*What you will do:* Determine how many lines below contain the string "Article" and give that number without anything else.

Dataset rows for apps and sites:

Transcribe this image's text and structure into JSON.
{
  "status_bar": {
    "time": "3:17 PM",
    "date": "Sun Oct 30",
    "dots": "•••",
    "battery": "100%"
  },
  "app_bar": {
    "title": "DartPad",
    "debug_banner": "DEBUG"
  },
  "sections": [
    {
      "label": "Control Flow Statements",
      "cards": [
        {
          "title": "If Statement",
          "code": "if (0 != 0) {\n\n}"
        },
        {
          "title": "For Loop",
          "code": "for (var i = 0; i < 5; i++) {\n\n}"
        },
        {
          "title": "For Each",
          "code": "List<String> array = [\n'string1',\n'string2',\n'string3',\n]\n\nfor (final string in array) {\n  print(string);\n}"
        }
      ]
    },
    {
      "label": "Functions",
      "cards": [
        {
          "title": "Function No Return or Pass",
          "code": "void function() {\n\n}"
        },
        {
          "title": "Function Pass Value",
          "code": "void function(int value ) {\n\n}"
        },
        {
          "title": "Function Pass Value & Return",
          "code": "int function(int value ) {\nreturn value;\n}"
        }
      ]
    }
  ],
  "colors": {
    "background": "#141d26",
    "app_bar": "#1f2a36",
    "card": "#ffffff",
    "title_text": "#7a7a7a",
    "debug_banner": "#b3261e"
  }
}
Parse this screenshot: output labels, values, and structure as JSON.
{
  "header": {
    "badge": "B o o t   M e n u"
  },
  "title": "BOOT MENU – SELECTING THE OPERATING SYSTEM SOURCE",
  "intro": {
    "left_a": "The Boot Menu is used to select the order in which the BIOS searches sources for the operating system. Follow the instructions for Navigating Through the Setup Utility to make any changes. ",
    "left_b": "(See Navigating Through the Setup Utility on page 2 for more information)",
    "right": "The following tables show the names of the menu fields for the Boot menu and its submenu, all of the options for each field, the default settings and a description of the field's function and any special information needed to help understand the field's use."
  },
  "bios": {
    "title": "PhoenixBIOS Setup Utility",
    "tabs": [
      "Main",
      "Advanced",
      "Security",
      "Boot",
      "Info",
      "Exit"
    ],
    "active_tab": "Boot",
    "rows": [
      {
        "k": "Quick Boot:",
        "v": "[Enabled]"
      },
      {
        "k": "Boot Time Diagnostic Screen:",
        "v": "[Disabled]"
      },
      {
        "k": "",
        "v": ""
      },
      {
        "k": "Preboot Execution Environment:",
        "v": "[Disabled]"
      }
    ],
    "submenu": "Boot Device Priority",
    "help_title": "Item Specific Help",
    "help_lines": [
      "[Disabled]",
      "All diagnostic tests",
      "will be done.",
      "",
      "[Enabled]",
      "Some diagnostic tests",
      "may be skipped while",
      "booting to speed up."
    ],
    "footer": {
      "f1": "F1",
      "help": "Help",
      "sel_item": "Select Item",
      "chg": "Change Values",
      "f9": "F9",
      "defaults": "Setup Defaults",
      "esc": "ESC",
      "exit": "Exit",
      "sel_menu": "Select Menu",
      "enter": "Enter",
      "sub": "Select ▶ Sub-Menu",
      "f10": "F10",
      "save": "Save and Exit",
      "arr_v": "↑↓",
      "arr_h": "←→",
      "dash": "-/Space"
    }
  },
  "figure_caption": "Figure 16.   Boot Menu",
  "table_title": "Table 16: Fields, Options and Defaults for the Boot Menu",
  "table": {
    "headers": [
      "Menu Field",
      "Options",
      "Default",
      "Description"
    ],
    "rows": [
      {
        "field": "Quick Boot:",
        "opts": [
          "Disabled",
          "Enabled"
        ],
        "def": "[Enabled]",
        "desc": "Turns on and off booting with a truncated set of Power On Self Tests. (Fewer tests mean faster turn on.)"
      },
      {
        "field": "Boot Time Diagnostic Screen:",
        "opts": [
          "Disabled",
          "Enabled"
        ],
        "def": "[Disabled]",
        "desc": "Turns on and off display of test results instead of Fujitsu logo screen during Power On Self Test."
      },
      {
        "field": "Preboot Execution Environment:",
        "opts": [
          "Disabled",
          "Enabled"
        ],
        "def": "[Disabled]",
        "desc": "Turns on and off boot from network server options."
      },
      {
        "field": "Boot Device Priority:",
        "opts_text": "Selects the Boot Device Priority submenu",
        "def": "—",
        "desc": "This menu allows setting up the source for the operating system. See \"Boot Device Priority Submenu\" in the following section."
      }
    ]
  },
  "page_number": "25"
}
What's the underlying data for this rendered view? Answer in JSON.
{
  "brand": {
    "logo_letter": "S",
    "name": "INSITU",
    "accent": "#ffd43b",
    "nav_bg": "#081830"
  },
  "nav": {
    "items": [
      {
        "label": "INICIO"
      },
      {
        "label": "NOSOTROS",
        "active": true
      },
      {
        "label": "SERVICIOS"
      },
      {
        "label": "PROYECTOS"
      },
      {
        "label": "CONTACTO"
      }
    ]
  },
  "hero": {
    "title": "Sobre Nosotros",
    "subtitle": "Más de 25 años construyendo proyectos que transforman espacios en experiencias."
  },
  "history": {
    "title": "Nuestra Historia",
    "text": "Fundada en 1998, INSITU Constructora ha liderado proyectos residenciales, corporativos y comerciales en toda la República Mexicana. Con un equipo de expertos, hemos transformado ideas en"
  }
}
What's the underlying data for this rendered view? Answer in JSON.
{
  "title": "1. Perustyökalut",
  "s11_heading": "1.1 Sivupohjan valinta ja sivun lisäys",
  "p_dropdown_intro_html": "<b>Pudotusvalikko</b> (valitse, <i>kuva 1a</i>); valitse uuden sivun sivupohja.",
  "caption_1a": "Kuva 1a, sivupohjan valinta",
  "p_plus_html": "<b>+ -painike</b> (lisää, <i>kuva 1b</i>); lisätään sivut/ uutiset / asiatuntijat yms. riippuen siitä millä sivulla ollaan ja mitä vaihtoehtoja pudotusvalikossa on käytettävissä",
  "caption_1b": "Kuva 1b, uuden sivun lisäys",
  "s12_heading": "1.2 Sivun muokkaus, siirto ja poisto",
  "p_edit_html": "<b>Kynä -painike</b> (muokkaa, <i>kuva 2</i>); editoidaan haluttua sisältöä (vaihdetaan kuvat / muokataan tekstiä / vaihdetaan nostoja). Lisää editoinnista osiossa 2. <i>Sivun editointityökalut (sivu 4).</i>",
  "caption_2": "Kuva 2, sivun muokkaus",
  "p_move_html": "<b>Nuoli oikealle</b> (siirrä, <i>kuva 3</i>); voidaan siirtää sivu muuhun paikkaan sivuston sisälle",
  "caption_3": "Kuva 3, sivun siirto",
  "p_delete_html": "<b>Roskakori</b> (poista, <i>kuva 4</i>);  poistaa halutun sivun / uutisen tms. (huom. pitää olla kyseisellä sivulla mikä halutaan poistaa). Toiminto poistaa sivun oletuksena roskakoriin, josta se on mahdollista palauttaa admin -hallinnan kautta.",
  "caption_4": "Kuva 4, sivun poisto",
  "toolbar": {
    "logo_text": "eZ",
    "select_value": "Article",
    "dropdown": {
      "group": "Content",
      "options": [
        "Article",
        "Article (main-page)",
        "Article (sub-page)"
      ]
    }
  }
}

*Your solution:* 4